Recovery if the corrupted file can be opened
During start-up, Word usually detects corrupted files automatically and attempts to repair them. If this does not happen, you can start the repair on your own authority:
- Click on “File” or the Microsoft Word button and then on “Open”
- Select the relevant Word document in the “Open” dialog box
- Click on the arrow next to the “Open” button and select “Open and repair”
If this does not work, you should use the AutoRestore file or your backup copies. However, if the original file is of particular importance or if no ASD or WBK files are available, Microsoft offers further options for file repair. These include, for example:
- Copying and pasting all contents of the document (with the exception of the last paragraph) into a completely new document
- Saving the document in rich text format (file extension “.rtf”) and then converting it back to a Word file
- Changing the activated document template
Recovery if the corrupted file cannot be opened
Microsoft also has several solutions for this in its support section. The “Recover text from any file” convertor in the Word user interface is particularly helpful. However, be careful: during recovery, all document formatting and all non-text elements (i.e. graphics, drawing objects, fields, and others) will be lost.
- Under “File” or the Office button, click “Open”
- Click on the “Recover text from any file (*.*)” button under “File type”
- Select the document you want to restore and click on “Open”
- After the recovery, you will notice that the document (mainly at the beginning) still contains so-called “binary data text” which you have to delete before saving the file as a Word document
Alternatively, you can try opening the corrupted file with another text program (such as OpenOffice), where all formatting will also be lost. Internet repair tools are also a possible remedy: the freeware File Repair can repair damaged Excel and PowerPoint files, ZIP, and RAR archives, as well as videos, images, music, and databases. Additionally, DocRepair, supported by Office 2016, offers a free trial version.
Recover deleted Word documents
Important files can sometimes fall victim to the overzealous emptying of recycle bins when cleaning up your PC. But even then, your annual report or your bachelor thesis has not really disappeared. Even if files are no longer displayed on Windows, they are still on the hard disk until the entire storage area has been deleted. Only then is a Word document lost. If the entire storage area has not yet been deleted, you can use on-board resources from Windows 7 to perform the recovery:
- Right-click on the folder in which the deleted file was originally saved before being moved to the recycle bin
- Click on “Restore previous version”
- The previously saved versions of the folder will be displayed as well as all files contained in them at the date of modification
- By clicking “Restore” you can retrieve individual Word documents as well as the entire folder
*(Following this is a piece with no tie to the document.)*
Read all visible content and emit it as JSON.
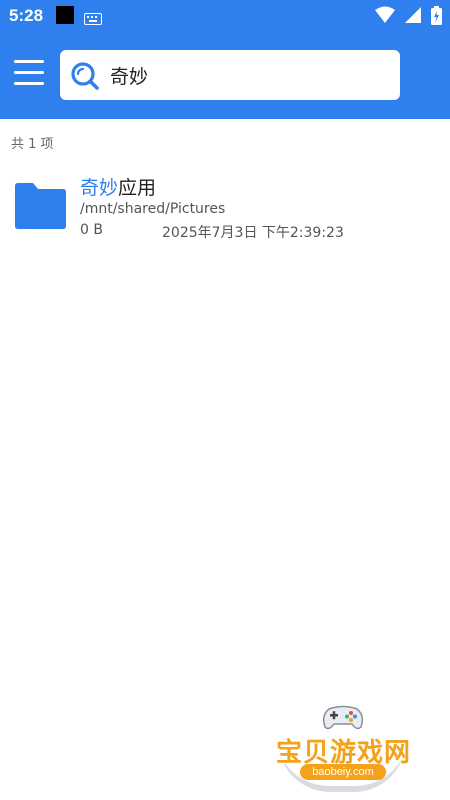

There are also special recovery tools for recovering deleted Word documents such as Recuva. The freeware not only reconstructs files of various formats on the PC hard disk, but also data stored on SSDs, digital cameras, MP3 players, and other mobile devices that did not end up in the computer’s recycle bin. For this purpose, the tool scans the respective drive and displays the data in a clear tree structure or in a list.
You can also use filters and search assistants to search the results for special formats.
Overview of methods for recovering Word documents
Depending on the scenario, there are several ways to successfully recover a Word file – whether you’re dealing with a lost, damaged, or deleted document. However, it is always advisable to leave AutoRestore and backup activated. This way, you’re always on the safe side and save yourself a lot of trouble and unnecessary work.
PC crash, Word crash, power failure
Unintentional modification and subsequent storage of a file
Create automatic backups
If the file can be opened: Perform Word repair and copy text to another document
If the file cannot be opened: “Restore text from any file” or use a repair tool
“Restore previous version” or use the recovery tool